Average To Terrible Work-Life Balance? 60% Of India’s Working Professionals Feel The Same
After a week of grueling work at the office, you have stepped into a theatre to watch a movie on a quaint Saturday evening. Suddenly, your phone rings just minutes before the nail-biting climax. The phone’s screen reads “Boss.” Scared and frustrated, you step out of the hall, inevitably missing the climax, just to learn that they need you at the office for some last minute changes.
These ‘last minute changes’ come in different forms for different working professionals, and more often than not, visit us at unwelcoming times — times when we just want to relax.
For India’s working professionals, maintaining an ideal work-life balance is like a mirage in a desert — mostly because they think that it is impossible to attain. Long work hours, missed calls from bosses, messages, piled up emails, busy weekends and sleepless nights are all the ‘perks’ of doing well at work, or so we have been told.
The advent of technology has made things progressively worse for India’s working population. While it makes life easier for professionals at times, it also blurs the lines between personal life and work life, which causes anxiety, depression and physical ailments.
Monster India conducted a study, ‘Understanding Work-Life Balance’ which shows that over half of the Indian professionals (60%), rate their current work-life balance as “average to terrible.” The global employment portal conducted the study with over 2000 working professionals across India. What’s more worrisome is the fact that a whopping 67% of the respondents said that they either sometimes, often or always think about work when not at work.
Many tend to drag work to their personal space and think about it, even when not required. The outcome is inevitable anxiety and hypertension which ends up giving us sleepless nights. What professionals fail to remember is that the key to maintaining a good work-life balance begins from no one but themselves. While work pressure is undeniable, the onus to separate personal from professional lies with us. The tendency of professionals to never switch off from work ultimately catapults to distress in relationships.
Around half of the respondents, who are in a relationship, revealed that the lack of work-life balance makes them or their partners irritable ill-tempered. On the flip side, 54% of respondents said that they were single and our ‘handy’ mobile phones and laptops might have something to do with it. One-third of the young professionals find technology (laptops and mobile phones) a hindrance in managing family with work commitments, revealed the study.
Certain habitual changes post work can make us happier, but what about the grueling hours we spend at work? As much as 75% of the professionals said that their workplace doesn’t have a separate work life balance policy and another 25% are not even aware of such a policy. Bosses play an integral part in any organisation and only 48% said that their managers help in balancing their work and life and another 37% said that they weren’t that lucky. To add to all the woes, about 75% of the respondents on an average spend minimum an hour and a maximum of more than two hours on the road travelling to work. Another 70% said that they would like to work from home to avoid the long commute.

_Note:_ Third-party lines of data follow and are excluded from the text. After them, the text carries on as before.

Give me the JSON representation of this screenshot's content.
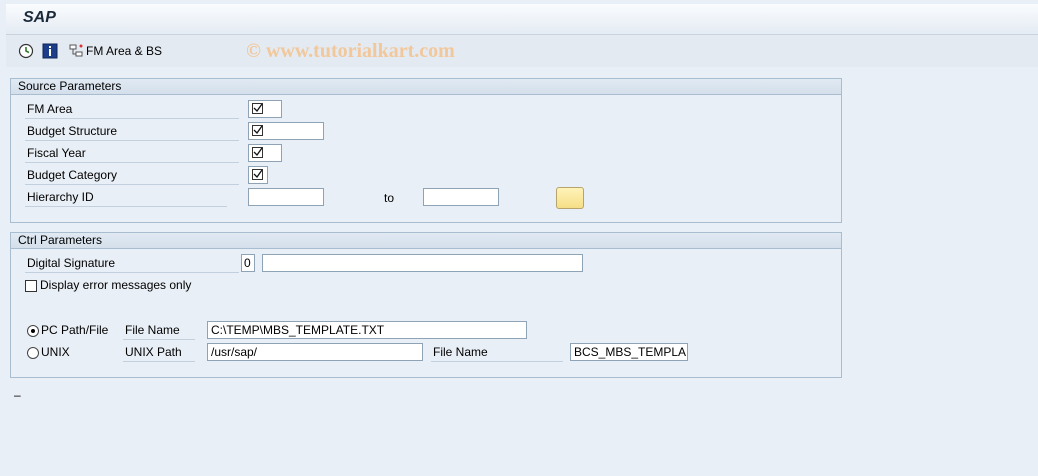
{
  "title": "SAP",
  "toolbar": {
    "execute_icon": "execute-clock-icon",
    "info_icon": "information-icon",
    "fm_button_label": "FM Area & BS"
  },
  "watermark": "© www.tutorialkart.com",
  "source": {
    "header": "Source Parameters",
    "fm_area": "FM Area",
    "budget_structure": "Budget Structure",
    "fiscal_year": "Fiscal Year",
    "budget_category": "Budget Category",
    "hierarchy_id": "Hierarchy ID",
    "to_label": "to"
  },
  "ctrl": {
    "header": "Ctrl Parameters",
    "digital_signature": "Digital Signature",
    "digital_signature_value": "0",
    "display_errors": "Display error messages only",
    "pc_path_label": "PC Path/File",
    "file_name_label": "File Name",
    "file_name_value": "C:\\TEMP\\MBS_TEMPLATE.TXT",
    "unix_label": "UNIX",
    "unix_path_label": "UNIX Path",
    "unix_path_value": "/usr/sap/",
    "unix_file_name_label": "File Name",
    "unix_file_name_value": "BCS_MBS_TEMPLA..."
  },
  "status_text": "–",
  "colors": {
    "accent_yellow": "#f5de86",
    "group_border": "#a9bdd1",
    "background": "#e9eff6"
  }
}
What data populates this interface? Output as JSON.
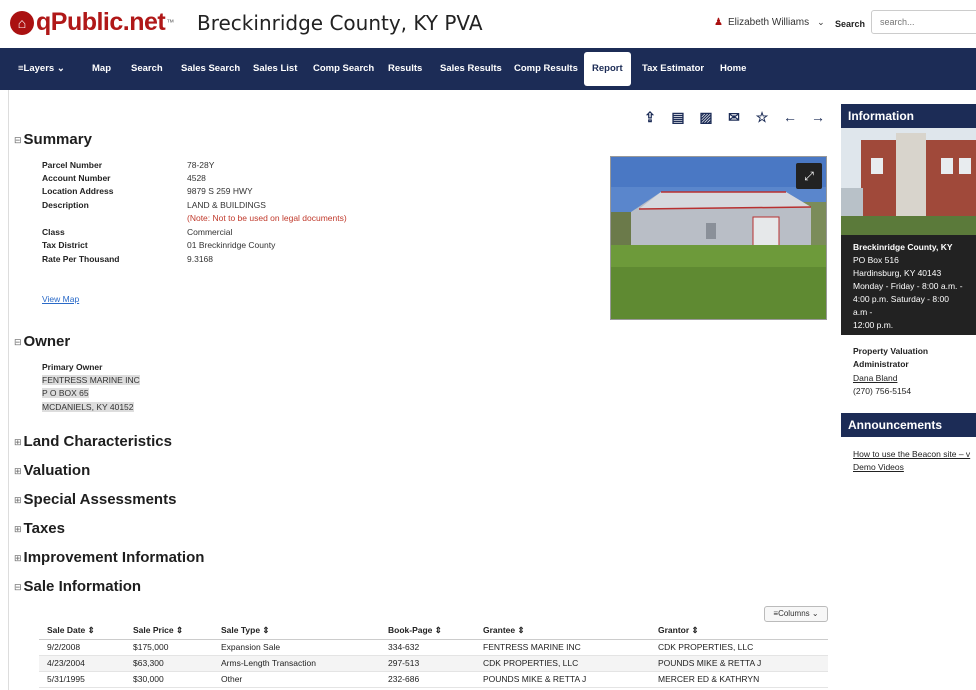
{
  "header": {
    "logo_text": "qPublic.net",
    "logo_tm": "™",
    "county_title": "Breckinridge County, KY PVA",
    "user_name": "Elizabeth Williams",
    "search_label": "Search",
    "search_placeholder": "search..."
  },
  "nav": {
    "items": [
      {
        "label": "≡Layers ⌄"
      },
      {
        "label": "Map"
      },
      {
        "label": "Search"
      },
      {
        "label": "Sales Search"
      },
      {
        "label": "Sales List"
      },
      {
        "label": "Comp Search"
      },
      {
        "label": "Results"
      },
      {
        "label": "Sales Results"
      },
      {
        "label": "Comp Results"
      },
      {
        "label": "Report"
      },
      {
        "label": "Tax Estimator"
      },
      {
        "label": "Home"
      }
    ],
    "active": "Report"
  },
  "summary": {
    "title": "Summary",
    "fields": [
      {
        "label": "Parcel Number",
        "value": "78-28Y"
      },
      {
        "label": "Account Number",
        "value": "4528"
      },
      {
        "label": "Location Address",
        "value": "9879 S 259 HWY"
      },
      {
        "label": "Description",
        "value": "LAND & BUILDINGS"
      },
      {
        "label": "",
        "value": "(Note: Not to be used on legal documents)"
      },
      {
        "label": "Class",
        "value": "Commercial"
      },
      {
        "label": "Tax District",
        "value": "01 Breckinridge County"
      },
      {
        "label": "Rate Per Thousand",
        "value": "9.3168"
      }
    ],
    "view_map": "View Map"
  },
  "owner": {
    "title": "Owner",
    "primary_label": "Primary Owner",
    "lines": [
      "FENTRESS MARINE INC",
      "P O BOX 65",
      "MCDANIELS, KY 40152"
    ]
  },
  "sections": [
    "Land Characteristics",
    "Valuation",
    "Special Assessments",
    "Taxes",
    "Improvement Information"
  ],
  "sale": {
    "title": "Sale Information",
    "columns_btn": "≡Columns ⌄",
    "headers": [
      "Sale Date ⇕",
      "Sale Price ⇕",
      "Sale Type ⇕",
      "Book-Page ⇕",
      "Grantee ⇕",
      "Grantor ⇕"
    ],
    "rows": [
      [
        "9/2/2008",
        "$175,000",
        "Expansion Sale",
        "334-632",
        "FENTRESS MARINE INC",
        "CDK PROPERTIES, LLC"
      ],
      [
        "4/23/2004",
        "$63,300",
        "Arms-Length Transaction",
        "297-513",
        "CDK PROPERTIES, LLC",
        "POUNDS MIKE & RETTA J"
      ],
      [
        "5/31/1995",
        "$30,000",
        "Other",
        "232-686",
        "POUNDS MIKE & RETTA J",
        "MERCER ED & KATHRYN"
      ]
    ]
  },
  "sidebar": {
    "info_title": "Information",
    "office_name": "Breckinridge County, KY",
    "office_lines": [
      "PO Box 516",
      "Hardinsburg, KY 40143",
      "Monday - Friday - 8:00 a.m. -",
      "4:00 p.m. Saturday - 8:00 a.m -",
      "12:00 p.m."
    ],
    "pva_title_1": "Property Valuation",
    "pva_title_2": "Administrator",
    "pva_name": "Dana Bland",
    "pva_phone": "(270) 756-5154",
    "ann_title": "Announcements",
    "ann_link_1": "How to use the Beacon site – v",
    "ann_link_2": "Demo Videos"
  }
}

Abhijeet Mukherjee, CEO, Monster India, APAC & Gulf said, “If, there’s one thing that comes out distinct in this survey is a dichotomy. At one level, 60% of Indian respondents feel that they balance their work and life; while on the other hand, as high as about 78% respondents would like to be ‘segmentors’ and not ‘blenders’ i.e. clearly defined boundaries between their personal and work lives and not blurring the line.”
An amalgamation of all these issues results in work-induced ailments like Lack of sleep (17%), depression (16%), anxiety & irritability (9%), hypertension (4.5%). Back pain (15%), frequent headaches & fatigue (14%), and obesity (5%) came up as other stress-related physical illnesses.
Work-life balance may be an alien concept to many who fully do not understand its implications. For at least 41% of the respondents, ‘flexible work hours’ came as the number one response to their definition of work-life balance and 39% of the professionals think that leaving work on time and not bringing work home enshrines a good work-life balance.
In India, the lack of a work-life balance is not new, however, what’s troublesome is that we have come to terms with it. To raise awareness on the issue and push both professionals and employers to take up the matter seriously, Monster India has launched the #WorkLifeBalance campaign. Mukherjee added, “Amongst the many other insights what comes through for me is the need to understand the concept of work-life balance and define it well.”